Humans Crawl: Species Atypical Movement
Crawling is a form of species atypical movement for humans.
Striding, bipedal walking, and endurance running are the hallmark modes of human locomotion, yet humans locomote in a number of different ways. As young infants we start with a system that is more plastic and flexible than it seems, given the relative uniformity of adult forms of locomotion like human bipedalism. This plasticity is evident in the surprising number of different pathways to upright walking (Largo et al. 1985). In this piece we contrast the divergent pathways that humans and their relatively close neighbor, the chimpanzee, take in the ontogeny of adult forms of movement.
Factors Influencing the Ontogeny of Gait
The ontogeny of animal movement is constrained by factors both within and external to the organisms that both limit certain types of actions and facilitate others.
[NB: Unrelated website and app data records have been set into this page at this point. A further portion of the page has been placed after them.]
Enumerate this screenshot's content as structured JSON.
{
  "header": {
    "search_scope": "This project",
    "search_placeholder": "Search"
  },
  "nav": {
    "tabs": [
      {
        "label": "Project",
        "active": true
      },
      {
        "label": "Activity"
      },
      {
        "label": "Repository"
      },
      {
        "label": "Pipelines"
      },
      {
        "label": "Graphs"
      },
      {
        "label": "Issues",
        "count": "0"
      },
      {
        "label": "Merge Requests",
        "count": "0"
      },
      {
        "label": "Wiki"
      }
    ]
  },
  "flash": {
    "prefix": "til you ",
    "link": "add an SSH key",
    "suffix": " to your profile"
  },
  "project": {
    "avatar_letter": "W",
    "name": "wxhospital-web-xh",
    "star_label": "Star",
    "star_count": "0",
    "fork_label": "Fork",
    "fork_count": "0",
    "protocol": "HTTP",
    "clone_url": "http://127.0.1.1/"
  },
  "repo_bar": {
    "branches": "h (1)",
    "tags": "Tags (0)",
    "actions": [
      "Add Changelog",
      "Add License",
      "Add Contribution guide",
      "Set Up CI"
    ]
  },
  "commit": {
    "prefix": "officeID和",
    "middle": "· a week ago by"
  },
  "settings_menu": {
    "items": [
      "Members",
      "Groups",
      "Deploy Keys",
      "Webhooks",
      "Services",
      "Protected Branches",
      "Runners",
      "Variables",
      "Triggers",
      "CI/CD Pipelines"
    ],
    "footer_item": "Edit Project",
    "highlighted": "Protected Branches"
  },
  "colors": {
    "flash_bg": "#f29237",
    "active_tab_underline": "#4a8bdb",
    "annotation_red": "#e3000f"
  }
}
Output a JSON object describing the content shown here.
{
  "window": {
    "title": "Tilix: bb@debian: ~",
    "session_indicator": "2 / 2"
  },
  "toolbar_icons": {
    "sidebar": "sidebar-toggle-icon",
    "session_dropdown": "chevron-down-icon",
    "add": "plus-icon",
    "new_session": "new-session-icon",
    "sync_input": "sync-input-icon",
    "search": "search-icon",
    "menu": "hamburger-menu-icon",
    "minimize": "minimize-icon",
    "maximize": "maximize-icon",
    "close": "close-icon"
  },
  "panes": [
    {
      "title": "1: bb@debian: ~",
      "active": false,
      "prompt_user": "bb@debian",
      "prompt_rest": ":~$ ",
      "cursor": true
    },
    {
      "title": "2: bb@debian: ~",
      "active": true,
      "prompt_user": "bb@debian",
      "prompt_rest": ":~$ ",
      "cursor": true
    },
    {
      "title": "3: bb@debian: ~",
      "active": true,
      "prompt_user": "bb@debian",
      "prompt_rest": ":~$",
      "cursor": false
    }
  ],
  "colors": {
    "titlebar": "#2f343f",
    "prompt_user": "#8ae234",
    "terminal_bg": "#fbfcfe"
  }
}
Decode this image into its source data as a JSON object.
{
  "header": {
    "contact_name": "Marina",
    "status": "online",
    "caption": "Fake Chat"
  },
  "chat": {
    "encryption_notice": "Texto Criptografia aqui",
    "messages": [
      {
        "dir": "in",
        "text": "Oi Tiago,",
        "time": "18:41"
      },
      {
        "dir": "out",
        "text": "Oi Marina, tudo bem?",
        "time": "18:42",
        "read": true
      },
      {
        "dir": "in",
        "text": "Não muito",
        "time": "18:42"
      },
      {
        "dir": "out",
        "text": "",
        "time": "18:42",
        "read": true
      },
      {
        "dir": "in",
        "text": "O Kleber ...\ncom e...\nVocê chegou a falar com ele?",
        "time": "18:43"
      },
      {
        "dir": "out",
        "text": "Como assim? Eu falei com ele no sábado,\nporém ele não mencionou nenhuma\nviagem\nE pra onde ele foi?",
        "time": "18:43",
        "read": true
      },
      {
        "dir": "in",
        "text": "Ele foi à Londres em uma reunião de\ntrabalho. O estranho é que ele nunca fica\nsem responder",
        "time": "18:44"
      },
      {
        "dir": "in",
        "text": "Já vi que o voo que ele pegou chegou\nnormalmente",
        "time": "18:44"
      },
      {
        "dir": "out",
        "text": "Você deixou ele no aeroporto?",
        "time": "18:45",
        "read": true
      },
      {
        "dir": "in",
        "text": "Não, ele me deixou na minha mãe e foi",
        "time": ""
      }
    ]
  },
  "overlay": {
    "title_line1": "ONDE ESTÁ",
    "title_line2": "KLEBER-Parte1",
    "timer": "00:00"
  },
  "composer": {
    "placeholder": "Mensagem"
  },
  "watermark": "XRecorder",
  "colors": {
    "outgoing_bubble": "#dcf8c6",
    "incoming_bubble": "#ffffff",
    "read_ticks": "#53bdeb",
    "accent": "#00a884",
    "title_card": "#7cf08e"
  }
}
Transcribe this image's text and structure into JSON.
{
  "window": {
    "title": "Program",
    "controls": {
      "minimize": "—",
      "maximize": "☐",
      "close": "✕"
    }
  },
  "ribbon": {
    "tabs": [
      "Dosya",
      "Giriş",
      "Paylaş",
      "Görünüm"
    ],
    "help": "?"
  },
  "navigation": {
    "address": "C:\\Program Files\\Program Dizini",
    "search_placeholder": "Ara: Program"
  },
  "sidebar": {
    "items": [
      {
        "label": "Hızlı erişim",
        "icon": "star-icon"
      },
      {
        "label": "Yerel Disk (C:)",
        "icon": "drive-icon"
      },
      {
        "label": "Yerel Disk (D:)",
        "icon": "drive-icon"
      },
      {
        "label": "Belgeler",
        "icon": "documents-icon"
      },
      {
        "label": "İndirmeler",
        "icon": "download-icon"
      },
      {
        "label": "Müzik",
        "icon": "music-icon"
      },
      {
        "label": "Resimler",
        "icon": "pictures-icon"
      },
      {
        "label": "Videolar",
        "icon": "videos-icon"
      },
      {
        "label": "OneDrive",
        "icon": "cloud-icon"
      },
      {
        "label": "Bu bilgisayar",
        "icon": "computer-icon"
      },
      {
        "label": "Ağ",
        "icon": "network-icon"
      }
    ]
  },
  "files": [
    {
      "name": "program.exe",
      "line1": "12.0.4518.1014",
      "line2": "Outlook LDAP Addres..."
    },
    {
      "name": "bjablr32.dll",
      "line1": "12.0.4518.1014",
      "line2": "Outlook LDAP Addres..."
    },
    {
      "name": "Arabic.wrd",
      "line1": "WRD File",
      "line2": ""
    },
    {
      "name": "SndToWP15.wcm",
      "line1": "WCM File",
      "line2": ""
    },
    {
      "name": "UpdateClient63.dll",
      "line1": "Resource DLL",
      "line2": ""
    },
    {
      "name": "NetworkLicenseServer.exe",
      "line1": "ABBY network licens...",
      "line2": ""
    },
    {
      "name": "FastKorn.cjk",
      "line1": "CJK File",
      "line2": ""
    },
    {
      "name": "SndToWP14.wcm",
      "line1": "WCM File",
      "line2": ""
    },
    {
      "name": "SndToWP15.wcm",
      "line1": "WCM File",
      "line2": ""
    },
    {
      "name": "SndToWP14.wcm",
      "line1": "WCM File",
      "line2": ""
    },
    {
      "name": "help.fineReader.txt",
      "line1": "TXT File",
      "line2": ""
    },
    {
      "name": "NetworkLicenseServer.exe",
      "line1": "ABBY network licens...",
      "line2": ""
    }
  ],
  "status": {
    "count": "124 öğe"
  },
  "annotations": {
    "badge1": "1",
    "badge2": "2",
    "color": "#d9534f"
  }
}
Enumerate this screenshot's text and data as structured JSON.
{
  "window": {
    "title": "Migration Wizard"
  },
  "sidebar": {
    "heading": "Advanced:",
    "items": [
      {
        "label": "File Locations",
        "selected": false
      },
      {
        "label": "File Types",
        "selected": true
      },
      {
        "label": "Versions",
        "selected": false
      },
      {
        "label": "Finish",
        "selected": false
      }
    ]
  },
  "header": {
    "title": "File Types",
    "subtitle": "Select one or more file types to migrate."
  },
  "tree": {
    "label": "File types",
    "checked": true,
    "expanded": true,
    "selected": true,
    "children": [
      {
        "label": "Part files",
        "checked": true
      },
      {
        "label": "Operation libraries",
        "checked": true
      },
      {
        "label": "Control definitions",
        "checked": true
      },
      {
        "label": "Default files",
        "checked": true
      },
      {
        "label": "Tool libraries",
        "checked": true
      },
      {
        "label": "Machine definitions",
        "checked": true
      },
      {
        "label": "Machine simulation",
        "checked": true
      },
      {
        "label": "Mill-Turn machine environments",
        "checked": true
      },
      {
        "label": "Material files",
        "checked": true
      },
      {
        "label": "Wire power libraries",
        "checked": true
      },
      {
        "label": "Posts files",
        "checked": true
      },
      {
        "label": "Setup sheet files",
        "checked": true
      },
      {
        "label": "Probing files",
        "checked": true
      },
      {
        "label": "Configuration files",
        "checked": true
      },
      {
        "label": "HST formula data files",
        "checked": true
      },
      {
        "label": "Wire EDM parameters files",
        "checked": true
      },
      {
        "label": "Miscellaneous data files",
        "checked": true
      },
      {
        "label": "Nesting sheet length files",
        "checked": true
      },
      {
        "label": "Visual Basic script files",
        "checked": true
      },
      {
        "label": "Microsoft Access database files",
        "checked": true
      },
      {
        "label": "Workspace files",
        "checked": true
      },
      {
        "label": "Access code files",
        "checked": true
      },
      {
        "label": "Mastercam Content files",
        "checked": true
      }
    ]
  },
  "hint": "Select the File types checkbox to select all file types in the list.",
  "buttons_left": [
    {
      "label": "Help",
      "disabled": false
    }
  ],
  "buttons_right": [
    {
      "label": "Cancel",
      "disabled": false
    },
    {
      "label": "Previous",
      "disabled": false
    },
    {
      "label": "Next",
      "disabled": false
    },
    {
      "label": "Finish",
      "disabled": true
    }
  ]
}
These can be described as organismic constraints which are internal to the animal, environmental constraints that are external to the animal and that are relatively consistent across developmental time periods, and task constraints that pertain to any specific problem that animal is confronted with at a particular time period (Rosengren et al. 2003). At any one time point, these three different types of constraints interact to produce a particular action pattern or behavior.
A change in one constraint can have cascading influence on the emergence of different action patterns. For example, encouragement by health care professionals to have parents have their infants sleep on their backs to prevent sudden infant death syndrome (SIDS: Skadberg et al. 1998) had the unexpected consequence of delaying the onset of motor milestones such as creeping and crawling, in part because supine sleepers do not gain the same experience using their arm and torso muscles necessary for creeping and crawling as prone sleepers (Davis et al. 1998).
For the developing animal, organismic constraints for movement include the timing and pattern of growth, the organization and maturity of the musculoskeletal system, and the motivation to move from one place to another to gain food or obtain shelter. Environmental constraints include the fact that animals on earth are bound by gravity and the structure and characteristics of the surfaces that one can act on (e.g., a relatively flat horizontal ground or vertically rising trees). Task constraints include whether the animal is interested in seeking food, comfort, or safety. Although traditional models of the development of locomotion emphasized that maturation was the main driving force in the ontogeny of human gait, more current approaches emphasize the importance of the developing infants’ active exploration of the interaction of these different types of constraints (Rosengren et al. 2003; Thelen 1995).
Gait Ontogeny in Humans
Human infants enter the world with a relatively immature action system that provides ample opportunity to explore the interaction of constraints and in doing so develop a number of species atypical movement patterns. Over the first year of life they acquire the physical strength and coordination to effectively move through the environment. But the ways individual infants accomplish the act of locomotion is determined by their motivation, physical layout of their home (e.g., does it contain carpeted surfaces or hard tile floors, flat surfaces or stairs), and the goals of their caregivers in promoting exploration or optimizing safety. For this reason, young infants exhibit a wide range of atypical locomotor behaviors to get from one place to another including rolling, shuffling on their bottom, crawling on stomach, crawling on hands and knees, and crawling on hands and feet, prior to the acquisition of upright walking (Largo et al. 1985). The fact that upright gait is relatively uniform as the species-typical pattern of movement suggests that over the course of evolution the different types of constraints have led to a small number (e.g., walking and running) of highly efficient and effective patterns of movement.
Gait Ontogeny in Chimpanzees
For chimpanzees, infants cling to their mothers’ fur for safety, transportation, and feeding. These behaviors lead the infants to develop forelimb-dominated, suspensory grasping abilities. Like humans, infant chimpanzees are more variable in their locomotor modes than juveniles or adults, in part because their size permits it and in part because of differences in parenting styles. As offspring size increases (~ 3 years), mothers carry the offspring less frequently, and they transition to quadrupedal knuckle-walking. This species-typical behavior does not become the dominant mode of locomotion until after 5 years, when the chimpanzees are completely independent of their mothers (Sarringhaus et al. 2014).
This cross-species comparison provides evidence that the same three sets of constraints apply to different species. The transition to species-typical posture and locomotion will depend on organismic-, environmental-, and task-specific constraints. The fact that more limited forms of species-typical gait are found in adults suggests that these constraints interact over the course of development to select for efficient and effective patterns of movement.